It’s exciting to see Shyamalan on such confident footing once more, all these years later.
"Jersey Girl" is a romantic comedy written and directed by a kinder, gentler Kevin Smith. It's the kind of movie Hugh Grant might make, except for the way Smith has with his dialogue, which is truer and more direct than we expect. There are a couple of scenes here where a video store clerk cuts directly to the bottom line, and it feels like all sorts of romantic rules and regulations are being rewritten.
The movie stars Ben Affleck as Ollie Trinke, a hotshot Manhattan publicist whose beloved wife Gertrude (Jennifer Lopez) is great with child. I would hesitate to reveal that she died in childbirth if I had not already read and heard this information, oh, like five hundred times, so obsessed is the nation with Ben and J. Lo. Lopez is luminous in her few scenes, helping to explain why Ollie remains so true to her memory that he remains celibate for many years.
His career meanwhile goes to pieces. Under pressure to hold a job while raising a daughter, he loses it one day, fatally offending his employers by causing a scene at the opening of a Hard Rock Cafe; he fails to understand why he should take Will Smith seriously ("Yeah, like the Fresh Prince of Bel Air is ever gonna have a movie career"). By the time the story resumes, he has moved back to New Jersey and is living in the same house with his father Bart (George Carlin) and his beloved daughter Gertie (Raquel Castro), who is now about 7. He's not in public relations anymore; he works with his dad in the public works department.
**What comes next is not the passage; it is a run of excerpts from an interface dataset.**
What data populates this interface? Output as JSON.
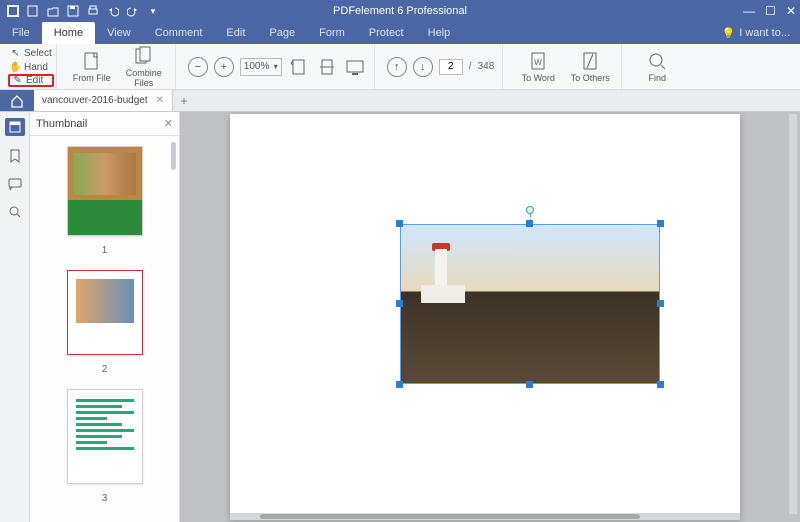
{
  "app": {
    "title": "PDFelement 6 Professional"
  },
  "menu": {
    "items": [
      "File",
      "Home",
      "View",
      "Comment",
      "Edit",
      "Page",
      "Form",
      "Protect",
      "Help"
    ],
    "active": "Home",
    "iwantto": "I want to..."
  },
  "ribbon": {
    "select": "Select",
    "hand": "Hand",
    "edit": "Edit",
    "from_file": "From File",
    "combine": "Combine\nFiles",
    "zoom": "100%",
    "page_current": "2",
    "page_sep": "/",
    "page_total": "348",
    "to_word": "To Word",
    "to_others": "To Others",
    "find": "Find"
  },
  "tabs": {
    "doc": "vancouver-2016-budget"
  },
  "panel": {
    "title": "Thumbnail"
  },
  "thumbs": {
    "n1": "1",
    "n2": "2",
    "n3": "3"
  }
}
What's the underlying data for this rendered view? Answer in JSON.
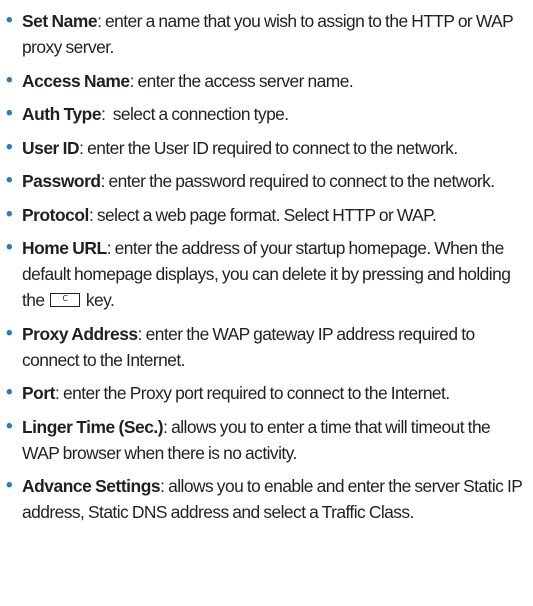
{
  "items": [
    {
      "term": "Set Name",
      "text": ": enter a name that you wish to assign to the HTTP or WAP proxy server."
    },
    {
      "term": "Access Name",
      "text": ": enter the access server name."
    },
    {
      "term": "Auth Type",
      "text": ":  select a connection type."
    },
    {
      "term": "User ID",
      "text": ": enter the User ID required to connect to the network."
    },
    {
      "term": "Password",
      "text": ": enter the password required to connect to the network."
    },
    {
      "term": "Protocol",
      "text": ": select a web page format. Select HTTP or WAP."
    },
    {
      "term": "Home URL",
      "text": ": enter the address of your startup homepage. When the default homepage displays, you can delete it by pressing and holding the",
      "key_label": "C",
      "text_after": " key."
    },
    {
      "term": "Proxy Address",
      "text": ": enter the WAP gateway IP address required to connect to the Internet."
    },
    {
      "term": "Port",
      "text": ": enter the Proxy port required to connect to the Internet."
    },
    {
      "term": "Linger Time (Sec.)",
      "text": ": allows you to enter a time that will timeout the WAP browser when there is no activity."
    },
    {
      "term": "Advance Settings",
      "text": ": allows you to enable and enter the server Static IP address, Static DNS address and select a Traffic Class."
    }
  ],
  "colors": {
    "bullet": "#2b7bc0",
    "text": "#231f20"
  },
  "bullet_glyph": "•"
}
Because Ben Affleck is a movie star and looks like one, you might expect him to start dating eventually, but no. You might expect that he could find another high-paying PR job, but no. He doesn't, because then there wouldn't be a movie. When a movie isn't working, we get all logical about things like this, but when it works, we relax.